Guthrie debut: 2003
Photo: Major Barbara
My first, and only, show on the thrust stage was As You Like It in 2004. I joke with Joe (Dowling) about that: “Are you trying to send me a message?” That was also the first show I was in that Joe directed. I played Audrey. We were rehearsing a scene at the end where Audrey goes to the bathroom on stage (she doesn’t know better, she’s a country bumpkin), so I squatted down off to the side on stage, not really thinking about it. Well, Joe put the kibosh on that. He was like, “No, no, no, that’s not the kind of show we’re doing.”
Guthrie debut: 2009
Photo: Caroline or Change

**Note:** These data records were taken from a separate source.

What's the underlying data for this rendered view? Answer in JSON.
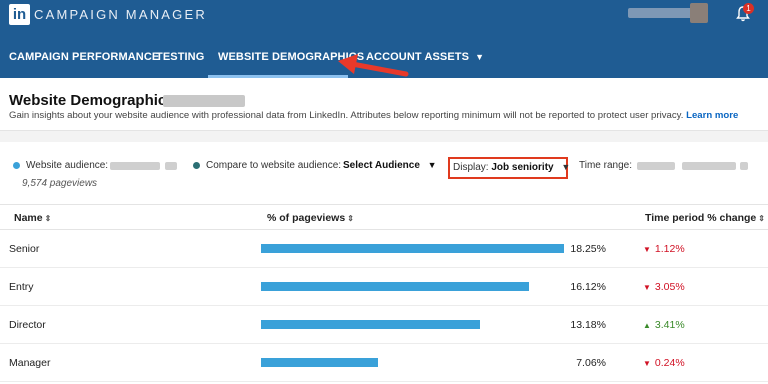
{
  "brand": {
    "logo_text": "in",
    "app_title": "CAMPAIGN MANAGER",
    "notification_count": "1"
  },
  "nav": {
    "tabs": [
      {
        "label": "CAMPAIGN PERFORMANCE"
      },
      {
        "label": "TESTING"
      },
      {
        "label": "WEBSITE DEMOGRAPHICS",
        "active": true
      },
      {
        "label": "ACCOUNT ASSETS"
      }
    ]
  },
  "header": {
    "title": "Website Demographics:",
    "subtitle": "Gain insights about your website audience with professional data from LinkedIn. Attributes below reporting minimum will not be reported to protect user privacy.",
    "learn_more": "Learn more"
  },
  "filters": {
    "audience_label": "Website audience:",
    "pageviews": "9,574 pageviews",
    "compare_label": "Compare to website audience:",
    "compare_value": "Select Audience",
    "display_label": "Display:",
    "display_value": "Job seniority",
    "time_range_label": "Time range:",
    "colors": {
      "audience_dot": "#3aa1d9",
      "compare_dot": "#2b6f74"
    }
  },
  "table": {
    "headers": {
      "name": "Name",
      "pageviews": "% of pageviews",
      "change": "Time period % change"
    },
    "rows": [
      {
        "name": "Senior",
        "pct_text": "18.25%",
        "pct": 18.25,
        "change": "1.12%",
        "direction": "down"
      },
      {
        "name": "Entry",
        "pct_text": "16.12%",
        "pct": 16.12,
        "change": "3.05%",
        "direction": "down"
      },
      {
        "name": "Director",
        "pct_text": "13.18%",
        "pct": 13.18,
        "change": "3.41%",
        "direction": "up"
      },
      {
        "name": "Manager",
        "pct_text": "7.06%",
        "pct": 7.06,
        "change": "0.24%",
        "direction": "down"
      }
    ],
    "colors": {
      "bar": "#3aa1d9",
      "down": "#d11124",
      "up": "#3a8a2a"
    }
  }
}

I went through four or five auditions for Caroline or Change. I’ve never auditioned that much in my life! I got a callback after my initial audition and had to prepare music for all the female roles. I’m a soprano, and I loved all the stuff the moon did. As I was rehearsing, my husband said to me, “Don’t go in there singing the moon stuff that well, or they’ll give you the moon.” I got to the callback and starting singing through everything and, sure enough, when I sang the moon part the music director said, “Greta you sang that so beautifully. If you could, please sing it again.” I told him, “Thank you, I will sing it again, but when I get to the Caroline song, I want you to have me sing that again, too.”
I played Peter’s (Michael Goetz) nurse in The Sunshine Boys. At one point in the scene, I’m sitting down working on some needlepoint and he throws a tongue compressor at me. One night, I felt it hit me, went to pick it up, but couldn’t find it. I didn’t think much of it, but as I got up to give him his pill the audience just started cracking up. I didn’t know why until all of a sudden I hear the thing hit the floor. Well, it had rested on my butt! I cracked up, Peter cracked up, and I just thought, “It’s live theater, what are you gonna do?”
Guthrie debut: 2008
Photo: Charlie’s Aunt
I christened the new stage with its first spew. I was Peaseblossom in A Midsummer Night’s Dream and realized right before my first entrance that my stomach didn’t feel good. I got through it (a fight scene, of course) and barely made it backstage before throwing up. That’s about how the rest of the show went. I didn’t make it to curtain call that night.
During Charlie’s Aunt, there’s a scene where my character is supposed to dive into a dress. There are lots of layers and buttons and it’s just a difficult dress. One night I ended up twisting it inside out. It was all tangled, and the three of us could not for the life of us figure it out. We kept improvising and talking as we tried to fix it, and eventually I think I ended up just yelling, “Ahhhhhh!!!!” When I told a few people who’d seen it, they said, “That was hilarious! It should always be like that!” I was like, “No. It will never be like that again.”